The Studio Museum in Harlem has awarded the tenth annual Joyce Alexander Wein Artist Prize to Njideka Akunyili Crosby. The Wein Prize, one of the most signi cant awards given to individual artists in the United States today, was established in 2006 by jazz impresario, musician and philanthropist George Wein to honor his late wife, a long-time Trustee of the Studio Museum and a woman whose life embodied a commitment to the power and possibilities of art and culture. The $50,000 award recognizes and honors the artistic achievements of an African-American artist who demonstrates great promise and creativity.
Inspired by his wife’s life-long support of living artists, George Wein envisioned the Wein Prize as an extension of the Studio Museum’s mission to support experimentation and excellence in contemporary art. “The Joyce Alexander Wein Artist Prize, now in its tenth year, is an amazing opportunity to provide meaningful support to an African-American artist of great innovation and promise,” said Director and Chief Curator Thelma Golden. “Selecting Njideka Akunyili Crosby this year was especially meaningful, as she is an alumna of our signature Artist-in-Residence program and truly represents the global nature of the Studio Museum’s mission and reach.
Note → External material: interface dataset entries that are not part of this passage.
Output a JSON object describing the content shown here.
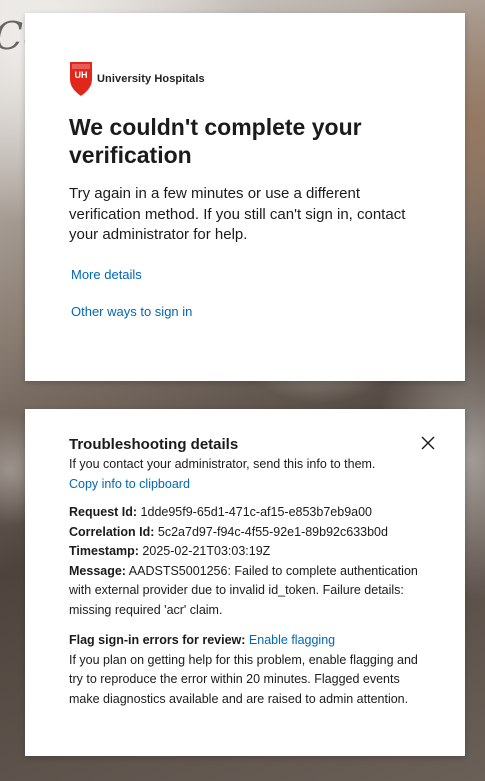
{
  "background": {
    "partial_text": "Cc"
  },
  "colors": {
    "accent": "#0067b8",
    "text": "#1b1b1b",
    "logo_red": "#e1261c"
  },
  "main": {
    "logo_text": "University Hospitals",
    "logo_mark": "UH",
    "title": "We couldn't complete your verification",
    "description": "Try again in a few minutes or use a different verification method. If you still can't sign in, contact your administrator for help.",
    "more_details_label": "More details",
    "other_ways_label": "Other ways to sign in"
  },
  "details": {
    "heading": "Troubleshooting details",
    "subtext": "If you contact your administrator, send this info to them.",
    "copy_label": "Copy info to clipboard",
    "close_icon": "close-icon",
    "request_id_label": "Request Id:",
    "request_id": "1dde95f9-65d1-471c-af15-e853b7eb9a00",
    "correlation_id_label": "Correlation Id:",
    "correlation_id": "5c2a7d97-f94c-4f55-92e1-89b92c633b0d",
    "timestamp_label": "Timestamp:",
    "timestamp": "2025-02-21T03:03:19Z",
    "message_label": "Message:",
    "message": "AADSTS5001256: Failed to complete authentication with external provider due to invalid id_token. Failure details: missing required 'acr' claim.",
    "flag_label": "Flag sign-in errors for review:",
    "flag_link": "Enable flagging",
    "flag_text": "If you plan on getting help for this problem, enable flagging and try to reproduce the error within 20 minutes. Flagged events make diagnostics available and are raised to admin attention."
  }
}
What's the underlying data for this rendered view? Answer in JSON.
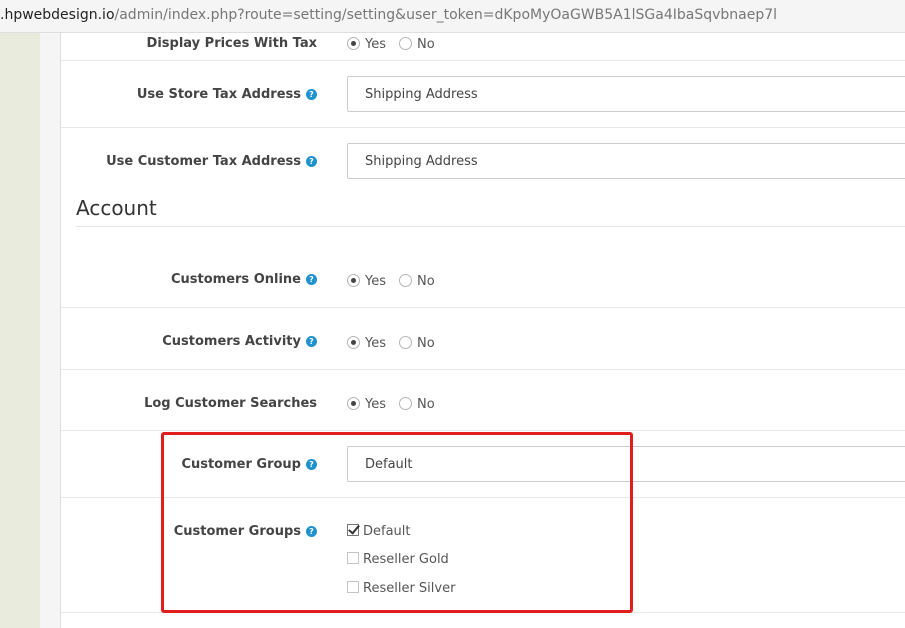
{
  "browser": {
    "url_host": ".hpwebdesign.io",
    "url_path": "/admin/index.php?route=setting/setting&user_token=dKpoMyOaGWB5A1lSGa4IbaSqvbnaep7l"
  },
  "help_glyph": "?",
  "top_row": {
    "label": "Display Prices With Tax",
    "yes": "Yes",
    "no": "No"
  },
  "store_tax": {
    "label": "Use Store Tax Address",
    "value": "Shipping Address"
  },
  "customer_tax": {
    "label": "Use Customer Tax Address",
    "value": "Shipping Address"
  },
  "account": {
    "title": "Account",
    "customers_online": {
      "label": "Customers Online",
      "yes": "Yes",
      "no": "No"
    },
    "customers_activity": {
      "label": "Customers Activity",
      "yes": "Yes",
      "no": "No"
    },
    "log_searches": {
      "label": "Log Customer Searches",
      "yes": "Yes",
      "no": "No"
    },
    "customer_group": {
      "label": "Customer Group",
      "value": "Default"
    },
    "customer_groups": {
      "label": "Customer Groups",
      "items": [
        {
          "label": "Default",
          "checked": true
        },
        {
          "label": "Reseller Gold",
          "checked": false
        },
        {
          "label": "Reseller Silver",
          "checked": false
        }
      ]
    }
  },
  "colors": {
    "help_icon": "#1e91cf",
    "highlight_border": "#e01e1e",
    "rail": "#e9ecdd"
  }
}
Her work embodies the ideals of innovation and promise that were so important to Joyce Alexander Wein. George Wein’s support of the prize is a tting tribute to his late
wife Joyce Alexander Wein and an incredible force in the lives of the artists who have received it.” Thelma Golden and more than 800 guests celebrated the tenth annual Wein Prize at the Museum’s Gala 2015 on Monday, October 26, 2015.
Born in Enugu, Nigeria, in 1983, Njideka Akunyili Crosby received her BA from Swarthmore College (2004) and her MFA from Yale University School of Art (2011). Her work is currently being exhibited in Njideka Akunyili Crosby: The Beautyful Ones at Art + Practice, Los Angeles, in conjunction with Hammer Projects: Njideka Akunyili Crosby at the Hammer Museum. Akunyili Crosby’s work is informed by her Nigerian heritage, contemporary postcolonial African cosmopolitanism and her life in the United States. The tension between these experiences is critical to her work.